Williams was the sole no vote on passage of the ordinance.
“The doctors have written the prescription. We need to take the prescription,” said Councilman Joel Daves before the vote, speaking in favor of the ordinance. If the city waits until the hospitals are filled with COVID-19 patients it will be too late, he said.
Councilwoman Bess Rich said it’s a matter of the health and wellbeing of the citizens of Mobile.
“We can’t afford to shut down, and if this helps to limit the exposure and the stress on our hospitals, and on our health care officials, then it is the least we can do,” said Councilwoman Bess Rich.
Councilwoman Gina Gregory said that while she hates the idea of forcing the people to wear masks, she believes it’s needed to slow the spread of the virus.
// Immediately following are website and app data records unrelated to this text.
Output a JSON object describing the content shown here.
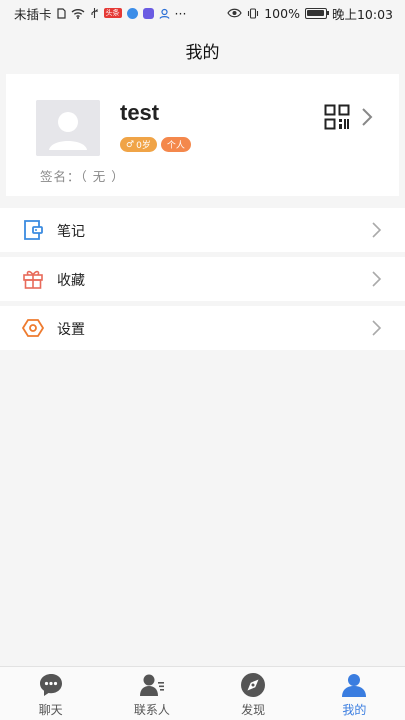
{
  "status_bar": {
    "carrier": "未插卡",
    "battery": "100%",
    "time": "晚上10:03",
    "badge_text": "头条",
    "more": "···"
  },
  "header": {
    "title": "我的"
  },
  "profile": {
    "username": "test",
    "gender_icon": "male-symbol",
    "gender_glyph": "♂",
    "age": "0岁",
    "type": "个人",
    "signature_label": "签名：",
    "signature_value": "（ 无 ）"
  },
  "menu": [
    {
      "label": "笔记",
      "icon": "notebook-icon",
      "color": "#3a8be0"
    },
    {
      "label": "收藏",
      "icon": "gift-icon",
      "color": "#e86a5a"
    },
    {
      "label": "设置",
      "icon": "settings-hexagon-icon",
      "color": "#ee7b2f"
    }
  ],
  "bottom_nav": [
    {
      "label": "聊天",
      "icon": "chat-bubble-icon",
      "active": false
    },
    {
      "label": "联系人",
      "icon": "contacts-icon",
      "active": false
    },
    {
      "label": "发现",
      "icon": "compass-icon",
      "active": false
    },
    {
      "label": "我的",
      "icon": "person-icon",
      "active": true
    }
  ],
  "colors": {
    "accent": "#3a7de0",
    "inactive_icon": "#555555",
    "tag_gender": "#f0a447",
    "tag_type": "#f4884c"
  }
}
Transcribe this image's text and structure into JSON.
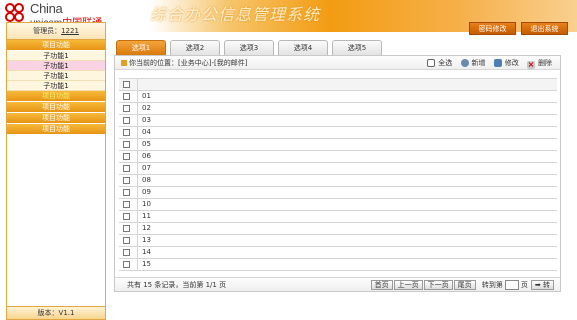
{
  "header": {
    "brand_en_1": "China",
    "brand_en_2": "unicom",
    "brand_cn": "中国联通",
    "system_title": "综合办公信息管理系统",
    "change_password": "密码修改",
    "logout": "退出系统"
  },
  "sidebar": {
    "admin_label": "管理员：",
    "admin_name": "1221",
    "menus": [
      {
        "label": "项目功能",
        "children": [
          "子功能1",
          "子功能1",
          "子功能1",
          "子功能1"
        ]
      },
      {
        "label": "项目功能"
      },
      {
        "label": "项目功能"
      },
      {
        "label": "项目功能"
      },
      {
        "label": "项目功能"
      }
    ],
    "version": "版本：V1.1"
  },
  "tabs": [
    "选项1",
    "选项2",
    "选项3",
    "选项4",
    "选项5"
  ],
  "toolbar": {
    "location": "你当前的位置：[业务中心]-[我的邮件]",
    "select_all": "全选",
    "add": "新增",
    "edit": "修改",
    "delete": "删除"
  },
  "rows": [
    "01",
    "02",
    "03",
    "04",
    "05",
    "06",
    "07",
    "08",
    "09",
    "10",
    "11",
    "12",
    "13",
    "14",
    "15"
  ],
  "footer": {
    "summary": "共有 15 条记录，当前第 1/1 页",
    "first": "首页",
    "prev": "上一页",
    "next": "下一页",
    "last": "尾页",
    "jump_label": "转到第",
    "page_unit": "页",
    "go": "➡ 转"
  },
  "colors": {
    "accent": "#f39c12",
    "brand_red": "#d40000"
  }
}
“We got the numbers in from the health department. More cases were diagnosed this week. More people are in the hospital. It is not a hoax,” Gregory said.
Councilman C.J. Small, who is also president and funeral director at Small’s Mortuary Service, said he’s not a first-responder, but he is a “last responder” and that “the horror stories that I hear when I have different families coming to my office is very, very sad.”
Heather Hardesty, a resident of Saraland in Mobile County, spoke against the measure and falsely claimed to council members prior to the vote that COVID-19 is a “hoax” and began “the very day the unsubstantiated claims of impeachment against our president ended.”
Hardesty was one of several who spoke out against a mask order, some calling it “tyranny,” while several members of the public spoke in support of the mask ordinance as well.
One man from the public who declined to give his name and address told Council members he didn’t want to identify himself because of concern over “the pinko commies that let Antifa in here.” The council declined to let him speak without identifying himself, as is required of all speakers.
“I can assure you that our effort is going to be to help our citizens comply with this order,” Stimpson said after the vote.
Earlier this week, the city bought 4,000 masks, which police officers will be able to hand out to the public, Stimpson said. Another 10,000 masks have been ordered and are to be delivered soon, he said.
“We look forward to working with everybody in the community to make this work, and I really believe that we can make it work,” Stimpson said.
After the council meeting was closed, a woman in attendance, apparently seated in the public seating area, could be heard to yell “Heil Hitler,” drawing disbelief from some council members, who could be heard on a video of the meeting.